Eating habits that help slow muscle aging

Eating habits that help slow muscle aging

  • After the age of 30, people begin to lose muscle mass. We share four habits that help slow muscle loss, which is important for greater strength and independence.

After the age of 30, people begin to lose 3-5% of muscle mass per decade. Harvard Health explains that less muscle means greater weakness and less mobility.

In addition to exercise, some eating habits can also help slow muscle aging. Building muscle mass is important for greater strength and independence. Getting up from a chair or going down stairs requires muscle strength.

“The loss of muscle mass with aging can limit people’s ability to function in their home environment and live independently,” says Dr. Wendy Kohrt, an expert on aging at the University of Colorado.

1. Eat quality protein

To preserve muscle mass it is necessary to consume enough high-quality protein. “Protein is the king of muscle foods…if you’re older, you need more,” shares Harvard.

A daily intake of 1 to 1.3 grams of protein per kilogram of body weight is suggested for older adults who perform resistance training. A 175-pound person would need between 79 g and 103 g daily. To maximize protein synthesis, divide your intake evenly between meals.
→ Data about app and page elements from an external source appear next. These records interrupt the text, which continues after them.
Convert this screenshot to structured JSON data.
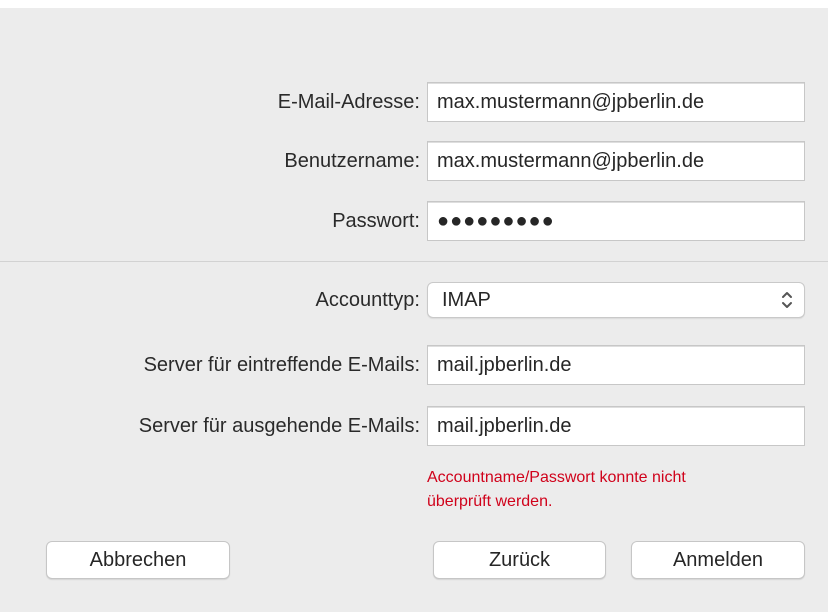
{
  "form": {
    "email": {
      "label": "E-Mail-Adresse:",
      "value": "max.mustermann@jpberlin.de"
    },
    "username": {
      "label": "Benutzername:",
      "value": "max.mustermann@jpberlin.de"
    },
    "password": {
      "label": "Passwort:",
      "value": "●●●●●●●●●"
    },
    "account_type": {
      "label": "Accounttyp:",
      "value": "IMAP"
    },
    "incoming_server": {
      "label": "Server für eintreffende E-Mails:",
      "value": "mail.jpberlin.de"
    },
    "outgoing_server": {
      "label": "Server für ausgehende E-Mails:",
      "value": "mail.jpberlin.de"
    },
    "error_line1": "Accountname/Passwort konnte nicht",
    "error_line2": "überprüft werden."
  },
  "buttons": {
    "cancel": "Abbrechen",
    "back": "Zurück",
    "sign_in": "Anmelden"
  },
  "colors": {
    "error": "#d0021b",
    "background": "#ececec"
  },
  "icons": {
    "account_type_select": "chevron-up-down-icon"
  }
}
2. Get vitamin D

Muscles need vitamin D to move, and nerves need it to carry messages between your brain and your body. The National Institutes of Health (NIH) note that vitamin D also helps the body absorb calcium and helps the immune system fight off invading bacteria and viruses.

According to the NIH, fatty fish (such as trout, salmon, tuna, and mackerel) and fish liver oils are among the best natural sources of vitamin D.

3. Eat fatty fish

Oily fish is not only a source of quality protein, it is also rich in omega-3. Georgia State University shares that the natural anti-inflammatory effects of omega-3 polyunsaturated fatty acids may benefit muscle damage from exercise.

“The lower the rate of inflammation in the body, the less likely muscle cells are to break down or be damaged,” dietitian Trista Best told Eat This Not That.

4. Eat healthy carbohydrates

To build and maintain muscle you don’t just need strength, you need energy. “Carbohydrate-rich foods are an important part of a healthy diet. Carbohydrates provide the body with glucose, which is converted into energy that is used to support bodily functions and physical activity,” notes the Harvard Nutrition Source.

The consumption of healthy carbohydrates supports the development and maintenance of muscle strength due to the energy they provide the body for exercise.

Healthiest sources of carbohydrates include whole grains, unprocessed or minimally processed vegetables, fruits, and beans.